It's dark in Syria right now, in every sense. The horror that is everyday life in most of the country has unfurled itself before our very eyes as key regional players have intervened in pursuit of their own agendas to the detriment of ordinary Syrians.
And, not unreasonably, most Syrians who are capable of fleeing have done just that, desperate to find a place of safety, flooding across the borders only to find themselves unwelcome in countries who cannot cope with the numbers of refugees and reduced to living in temporary accommodation without the means to sustain themselves, reliant in aid that has been given grudgingly if at all.
Tonight's vote in the Commons will do little to change that. Death will rain from the skies from any number of adversaries and those who have little enough to lose will continue to be the most punished. And yet, I find myself on the side of those who, like Tim Farron, have voted with the Government tonight.
It isn't because I wholeheartedly support either the Government or its proposals. I don't. I haven't been convinced by Philip Hammond - his narrow, petty-minded effort to score political points sullied the office of Foreign Secretary. It is because we have a responsibility to attempt to do something which might offer succour to those poor wretches inside and outside Syria who simply want to live in peace in their homes.
Ideally, our actions in Syria would create the conditions for safe zones where people can rebuild their lives and allow a diplomatic solution to the Syrian problem in parallel to the elimination of Islamic State in the region. And yes, I accept the inherent, possibly foolish, optimism in that statement.
As an active participant, we earn a right to influence the broader strategy, one more focussed and targeted on the real threat to us all. And, using our diplomats, we can and must work towards persuading Turkey, Iran and Saudi Arabia that dealing with Islamic State as a problem to be solved as opposed to an opportunity to be exploited is in all of our interests.
We also need to look upon air strikes as part of a wider response - supporting those countries currently hosting the overwhelming majority of refugees, cutting off the flow of funds and weapons, taking in the most needy of the displaced and providing them with care.
Tim has said that he intends to keep holding the Government to account, urging them to do more to support the humanitarian effort, and he is right to say that. It would be too easy to vote for action and then sit back and let them get on with it. We know that the Conservative administration has been slow to act and sometimes grudging in its compassion.
So, had it been me sitting on the green benches tonight, I would have voted yes. Not with unalloyed enthusiasm, indeed with regret. Our record in Middle Eastern affairs over the past two decades has been one to be embarrassed about too often. But a liberal foreign policy is not a pacifist one, and whilst I respect the deeply held views of many on my Party who believe this to be a step too far, I don't share them.
I want to see discussion of our goals, our strategy and our diplomatic effort in the public domain - we deserve nothing less. We, the people, in a properly informed democracy, need access to the thinking of those who guide us in matters of life and death, and given the risks that intervention entails, support is not blind.

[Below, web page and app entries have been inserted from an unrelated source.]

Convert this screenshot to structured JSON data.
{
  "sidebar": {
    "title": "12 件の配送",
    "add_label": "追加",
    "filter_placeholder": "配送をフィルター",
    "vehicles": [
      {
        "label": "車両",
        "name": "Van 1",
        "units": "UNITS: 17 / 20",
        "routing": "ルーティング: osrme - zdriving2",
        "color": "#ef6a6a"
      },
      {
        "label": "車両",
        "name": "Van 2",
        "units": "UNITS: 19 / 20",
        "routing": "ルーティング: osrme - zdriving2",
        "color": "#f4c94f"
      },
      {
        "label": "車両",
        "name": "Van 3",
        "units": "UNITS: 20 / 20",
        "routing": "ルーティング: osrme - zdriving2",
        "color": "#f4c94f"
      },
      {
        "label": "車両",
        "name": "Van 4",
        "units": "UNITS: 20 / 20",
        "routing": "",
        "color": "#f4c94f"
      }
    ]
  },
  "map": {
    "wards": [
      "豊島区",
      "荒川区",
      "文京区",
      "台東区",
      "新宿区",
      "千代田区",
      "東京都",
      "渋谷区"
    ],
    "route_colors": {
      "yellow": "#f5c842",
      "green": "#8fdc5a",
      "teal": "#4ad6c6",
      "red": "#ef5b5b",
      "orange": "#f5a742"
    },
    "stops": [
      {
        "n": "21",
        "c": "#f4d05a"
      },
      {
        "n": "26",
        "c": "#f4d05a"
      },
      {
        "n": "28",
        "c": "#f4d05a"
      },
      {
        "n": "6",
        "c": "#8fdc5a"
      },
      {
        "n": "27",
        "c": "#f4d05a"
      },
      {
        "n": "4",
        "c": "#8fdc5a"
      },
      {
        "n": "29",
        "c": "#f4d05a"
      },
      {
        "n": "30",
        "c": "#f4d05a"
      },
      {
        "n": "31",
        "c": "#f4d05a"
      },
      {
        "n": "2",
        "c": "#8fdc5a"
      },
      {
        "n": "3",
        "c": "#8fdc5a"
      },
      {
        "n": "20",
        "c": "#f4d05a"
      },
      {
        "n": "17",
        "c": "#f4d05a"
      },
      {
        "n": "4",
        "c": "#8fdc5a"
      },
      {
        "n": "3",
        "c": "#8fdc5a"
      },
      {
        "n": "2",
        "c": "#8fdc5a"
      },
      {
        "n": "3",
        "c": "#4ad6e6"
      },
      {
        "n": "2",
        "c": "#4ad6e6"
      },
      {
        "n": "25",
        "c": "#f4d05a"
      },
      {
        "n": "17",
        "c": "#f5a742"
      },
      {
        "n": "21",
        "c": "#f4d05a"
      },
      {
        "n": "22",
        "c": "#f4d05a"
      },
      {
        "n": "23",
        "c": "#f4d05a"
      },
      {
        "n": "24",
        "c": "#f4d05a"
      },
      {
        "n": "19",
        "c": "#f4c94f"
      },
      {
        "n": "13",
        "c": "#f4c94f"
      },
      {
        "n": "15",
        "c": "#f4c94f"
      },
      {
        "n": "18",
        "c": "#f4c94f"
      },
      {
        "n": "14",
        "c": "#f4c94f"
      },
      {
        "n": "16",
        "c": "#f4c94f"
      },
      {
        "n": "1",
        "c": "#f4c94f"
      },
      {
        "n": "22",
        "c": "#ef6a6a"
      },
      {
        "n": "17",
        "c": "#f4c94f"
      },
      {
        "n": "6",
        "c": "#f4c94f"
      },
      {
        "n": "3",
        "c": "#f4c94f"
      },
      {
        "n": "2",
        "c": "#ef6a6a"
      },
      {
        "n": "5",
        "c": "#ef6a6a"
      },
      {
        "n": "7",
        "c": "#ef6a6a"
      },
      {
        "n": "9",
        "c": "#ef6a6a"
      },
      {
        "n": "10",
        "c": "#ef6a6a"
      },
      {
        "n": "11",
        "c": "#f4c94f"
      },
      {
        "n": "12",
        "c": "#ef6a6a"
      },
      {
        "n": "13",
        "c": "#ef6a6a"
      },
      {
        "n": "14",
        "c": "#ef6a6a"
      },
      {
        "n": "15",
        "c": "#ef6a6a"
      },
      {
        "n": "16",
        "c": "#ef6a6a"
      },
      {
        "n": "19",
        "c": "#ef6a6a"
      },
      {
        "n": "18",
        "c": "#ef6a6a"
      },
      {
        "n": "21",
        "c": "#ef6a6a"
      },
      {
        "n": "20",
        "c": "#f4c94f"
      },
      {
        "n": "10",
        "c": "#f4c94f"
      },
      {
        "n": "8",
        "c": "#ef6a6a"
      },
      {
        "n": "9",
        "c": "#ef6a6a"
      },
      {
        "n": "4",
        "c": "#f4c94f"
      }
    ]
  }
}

It is the worst of times in Syria tonight. We owe it to the people of Syria to strive to make things better.